Also – as I see someone clever on Letterboxd saying, it reads like “a series of bitchy Jonas Mekas TikToks”. A very funny comparison!
Phenomena (Dario Argento, Italy, 1985)
This was part of the festival’s Argento retrospective – new restoration prints of the horror and giallo master’s classics. And 1985’s lurid hallucination Phenomena is a total blast. It concerns a teenager (Jennifer Connelly) arriving at a foreign boarding school and encountering a serial killer targeting young women (well, the latter is a feature of nearly every Argento film).
There’s also a discovery that she can communicate with bugs telepathically, a sleepwalking affliction and a kindly wheelchair-bound etymologist (Donald Pleasance) and his support chimpanzee. The ludicrous plot is barely the point, though, as the film is primarily governed by a sense of dream logic, with one event linked to the next in the most tenuous fashion, and aided by an operatic 1980s rock soundtrack that completely knocks.
Phenomena culminates in a long set-piece where Connelly descends into a nightmarish underground complex, falls into a pit of maggots and decaying bodies (this scene actually made me retch), is chased by a deformed child, escapes via a boat which catches fire, summons a protective swarm of insects, and seems to have been saved only to have the antagonists fall and rise again in true slasher style.
The final minute involves a rescue so ridiculous the whole audience burst into celebratory laughter and applause. You can watch a film nearly anywhere, but you need to be in the cinema for that kind of delightful experience.
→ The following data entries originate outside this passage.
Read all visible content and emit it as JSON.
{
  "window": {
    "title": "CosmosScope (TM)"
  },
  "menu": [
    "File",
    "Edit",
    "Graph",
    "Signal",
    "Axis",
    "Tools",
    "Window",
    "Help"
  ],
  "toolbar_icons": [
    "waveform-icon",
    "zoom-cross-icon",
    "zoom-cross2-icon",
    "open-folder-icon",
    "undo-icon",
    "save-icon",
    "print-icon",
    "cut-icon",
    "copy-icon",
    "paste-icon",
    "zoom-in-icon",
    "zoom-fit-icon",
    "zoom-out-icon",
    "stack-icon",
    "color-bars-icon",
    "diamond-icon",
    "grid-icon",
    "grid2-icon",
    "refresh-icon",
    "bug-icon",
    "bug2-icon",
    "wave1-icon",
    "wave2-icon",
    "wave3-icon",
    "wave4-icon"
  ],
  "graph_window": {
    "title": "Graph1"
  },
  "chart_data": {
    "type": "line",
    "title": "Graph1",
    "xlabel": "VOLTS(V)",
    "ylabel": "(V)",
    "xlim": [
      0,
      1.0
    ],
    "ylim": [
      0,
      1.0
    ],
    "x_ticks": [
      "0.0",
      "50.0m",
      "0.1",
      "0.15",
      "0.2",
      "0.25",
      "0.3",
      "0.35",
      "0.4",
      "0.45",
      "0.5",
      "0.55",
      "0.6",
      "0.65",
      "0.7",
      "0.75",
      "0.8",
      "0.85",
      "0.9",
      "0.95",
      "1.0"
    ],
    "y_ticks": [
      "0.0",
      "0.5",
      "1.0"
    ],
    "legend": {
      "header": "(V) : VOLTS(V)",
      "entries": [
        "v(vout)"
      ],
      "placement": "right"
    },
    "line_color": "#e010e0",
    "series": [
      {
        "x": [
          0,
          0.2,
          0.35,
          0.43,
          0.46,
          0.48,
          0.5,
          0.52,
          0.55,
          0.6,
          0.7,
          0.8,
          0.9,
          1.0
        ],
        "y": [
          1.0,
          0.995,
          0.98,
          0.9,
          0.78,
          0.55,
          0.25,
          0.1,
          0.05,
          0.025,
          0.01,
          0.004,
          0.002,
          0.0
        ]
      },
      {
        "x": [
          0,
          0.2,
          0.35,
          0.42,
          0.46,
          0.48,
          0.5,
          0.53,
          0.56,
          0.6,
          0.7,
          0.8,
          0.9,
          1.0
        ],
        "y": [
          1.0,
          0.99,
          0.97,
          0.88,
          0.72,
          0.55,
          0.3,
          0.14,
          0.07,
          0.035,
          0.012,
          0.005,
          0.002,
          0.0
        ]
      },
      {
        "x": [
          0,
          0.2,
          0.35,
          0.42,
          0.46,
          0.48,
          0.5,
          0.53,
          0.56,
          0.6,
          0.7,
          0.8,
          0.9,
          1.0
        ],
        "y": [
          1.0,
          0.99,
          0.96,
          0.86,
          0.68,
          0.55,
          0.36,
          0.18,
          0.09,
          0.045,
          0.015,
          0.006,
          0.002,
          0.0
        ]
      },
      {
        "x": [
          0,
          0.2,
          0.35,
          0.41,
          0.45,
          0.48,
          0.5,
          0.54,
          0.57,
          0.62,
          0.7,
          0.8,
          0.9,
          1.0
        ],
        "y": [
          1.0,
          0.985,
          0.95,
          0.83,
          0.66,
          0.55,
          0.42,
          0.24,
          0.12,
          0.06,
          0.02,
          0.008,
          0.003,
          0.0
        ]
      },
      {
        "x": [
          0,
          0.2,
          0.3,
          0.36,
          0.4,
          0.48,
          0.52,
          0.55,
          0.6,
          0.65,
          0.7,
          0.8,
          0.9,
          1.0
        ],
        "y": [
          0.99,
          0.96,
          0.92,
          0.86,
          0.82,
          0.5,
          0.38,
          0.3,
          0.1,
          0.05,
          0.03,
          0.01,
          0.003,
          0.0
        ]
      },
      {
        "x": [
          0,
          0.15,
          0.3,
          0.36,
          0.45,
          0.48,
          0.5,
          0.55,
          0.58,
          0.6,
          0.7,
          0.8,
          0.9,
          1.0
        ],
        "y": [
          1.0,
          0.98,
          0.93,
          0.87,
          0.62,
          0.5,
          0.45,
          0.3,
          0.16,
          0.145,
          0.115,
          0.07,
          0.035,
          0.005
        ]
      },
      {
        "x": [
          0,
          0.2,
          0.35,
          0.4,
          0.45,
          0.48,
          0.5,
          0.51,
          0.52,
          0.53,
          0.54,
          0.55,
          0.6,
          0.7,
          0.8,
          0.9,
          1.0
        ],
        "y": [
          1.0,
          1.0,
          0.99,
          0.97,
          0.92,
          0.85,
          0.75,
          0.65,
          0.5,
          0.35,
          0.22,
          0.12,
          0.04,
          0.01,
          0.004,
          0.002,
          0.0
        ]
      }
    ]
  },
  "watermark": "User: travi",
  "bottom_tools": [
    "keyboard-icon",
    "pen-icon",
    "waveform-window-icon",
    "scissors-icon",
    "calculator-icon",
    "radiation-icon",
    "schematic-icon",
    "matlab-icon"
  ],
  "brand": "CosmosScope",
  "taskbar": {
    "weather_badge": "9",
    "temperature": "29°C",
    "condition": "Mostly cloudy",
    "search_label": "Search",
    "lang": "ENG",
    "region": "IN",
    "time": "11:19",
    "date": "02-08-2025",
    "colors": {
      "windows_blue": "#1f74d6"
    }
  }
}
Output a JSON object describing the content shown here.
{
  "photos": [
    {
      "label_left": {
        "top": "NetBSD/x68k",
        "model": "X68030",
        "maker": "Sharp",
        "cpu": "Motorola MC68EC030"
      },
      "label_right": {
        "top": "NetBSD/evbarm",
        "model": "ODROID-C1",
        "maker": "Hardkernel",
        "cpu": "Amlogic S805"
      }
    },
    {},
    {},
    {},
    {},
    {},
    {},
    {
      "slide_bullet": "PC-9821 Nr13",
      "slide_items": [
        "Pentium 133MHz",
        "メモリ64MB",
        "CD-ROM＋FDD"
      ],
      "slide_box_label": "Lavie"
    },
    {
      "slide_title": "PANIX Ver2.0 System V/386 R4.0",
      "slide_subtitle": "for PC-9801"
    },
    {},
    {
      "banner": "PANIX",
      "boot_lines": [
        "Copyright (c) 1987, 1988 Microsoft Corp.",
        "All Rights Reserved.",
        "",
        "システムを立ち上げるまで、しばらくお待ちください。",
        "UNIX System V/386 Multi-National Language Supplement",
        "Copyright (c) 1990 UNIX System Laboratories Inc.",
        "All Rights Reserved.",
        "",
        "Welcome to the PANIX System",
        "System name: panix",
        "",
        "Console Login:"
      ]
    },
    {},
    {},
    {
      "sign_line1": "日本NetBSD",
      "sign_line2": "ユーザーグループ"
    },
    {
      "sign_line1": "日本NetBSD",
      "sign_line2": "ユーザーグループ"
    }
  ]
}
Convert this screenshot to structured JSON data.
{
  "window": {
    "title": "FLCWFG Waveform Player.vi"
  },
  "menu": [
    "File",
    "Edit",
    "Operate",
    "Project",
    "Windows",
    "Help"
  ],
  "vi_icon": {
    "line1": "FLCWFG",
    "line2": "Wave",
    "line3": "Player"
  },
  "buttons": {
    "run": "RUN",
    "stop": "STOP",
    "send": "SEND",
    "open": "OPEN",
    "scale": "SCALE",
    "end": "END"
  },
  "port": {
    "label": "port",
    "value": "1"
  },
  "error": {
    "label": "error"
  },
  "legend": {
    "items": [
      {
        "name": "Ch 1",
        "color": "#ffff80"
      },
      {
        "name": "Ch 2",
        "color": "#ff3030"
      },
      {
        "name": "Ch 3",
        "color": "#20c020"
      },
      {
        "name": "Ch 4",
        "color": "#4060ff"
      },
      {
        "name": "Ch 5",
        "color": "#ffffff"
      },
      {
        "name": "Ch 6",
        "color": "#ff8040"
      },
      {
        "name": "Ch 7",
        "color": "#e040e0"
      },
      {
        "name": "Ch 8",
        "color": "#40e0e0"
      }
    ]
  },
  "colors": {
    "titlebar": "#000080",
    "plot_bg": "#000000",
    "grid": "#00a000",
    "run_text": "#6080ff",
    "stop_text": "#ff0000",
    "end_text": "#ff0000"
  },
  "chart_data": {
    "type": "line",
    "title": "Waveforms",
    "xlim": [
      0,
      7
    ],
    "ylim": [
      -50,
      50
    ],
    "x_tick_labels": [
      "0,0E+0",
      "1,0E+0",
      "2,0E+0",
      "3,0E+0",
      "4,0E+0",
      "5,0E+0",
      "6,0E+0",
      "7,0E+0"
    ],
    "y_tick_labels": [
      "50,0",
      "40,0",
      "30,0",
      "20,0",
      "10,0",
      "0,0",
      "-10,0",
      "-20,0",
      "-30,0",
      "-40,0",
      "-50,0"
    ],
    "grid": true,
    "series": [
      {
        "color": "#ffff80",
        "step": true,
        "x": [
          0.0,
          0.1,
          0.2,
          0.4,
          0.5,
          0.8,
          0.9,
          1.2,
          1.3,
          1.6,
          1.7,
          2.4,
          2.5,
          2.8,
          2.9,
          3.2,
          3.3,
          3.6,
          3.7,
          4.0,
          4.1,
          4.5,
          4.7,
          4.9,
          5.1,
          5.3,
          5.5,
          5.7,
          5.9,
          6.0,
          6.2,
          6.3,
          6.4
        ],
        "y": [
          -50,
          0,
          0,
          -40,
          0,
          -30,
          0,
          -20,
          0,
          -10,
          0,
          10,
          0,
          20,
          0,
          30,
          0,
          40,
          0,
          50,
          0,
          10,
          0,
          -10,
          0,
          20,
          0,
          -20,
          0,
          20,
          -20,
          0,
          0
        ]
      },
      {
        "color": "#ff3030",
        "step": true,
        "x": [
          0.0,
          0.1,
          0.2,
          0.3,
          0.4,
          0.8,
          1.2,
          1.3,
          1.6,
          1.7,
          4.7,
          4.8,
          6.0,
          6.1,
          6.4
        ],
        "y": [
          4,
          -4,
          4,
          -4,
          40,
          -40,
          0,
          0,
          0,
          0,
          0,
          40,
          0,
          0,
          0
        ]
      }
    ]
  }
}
This article is republished from The Conversation is the world's leading publisher of research-based news and analysis. A unique collaboration between academics and journalists. It was written by: Grace Russell, Monash University.
Grace Russell does not work for, consult, own shares in or receive funding from any company or organisation that would benefit from this article, and has disclosed no relevant affiliations beyond their academic appointment.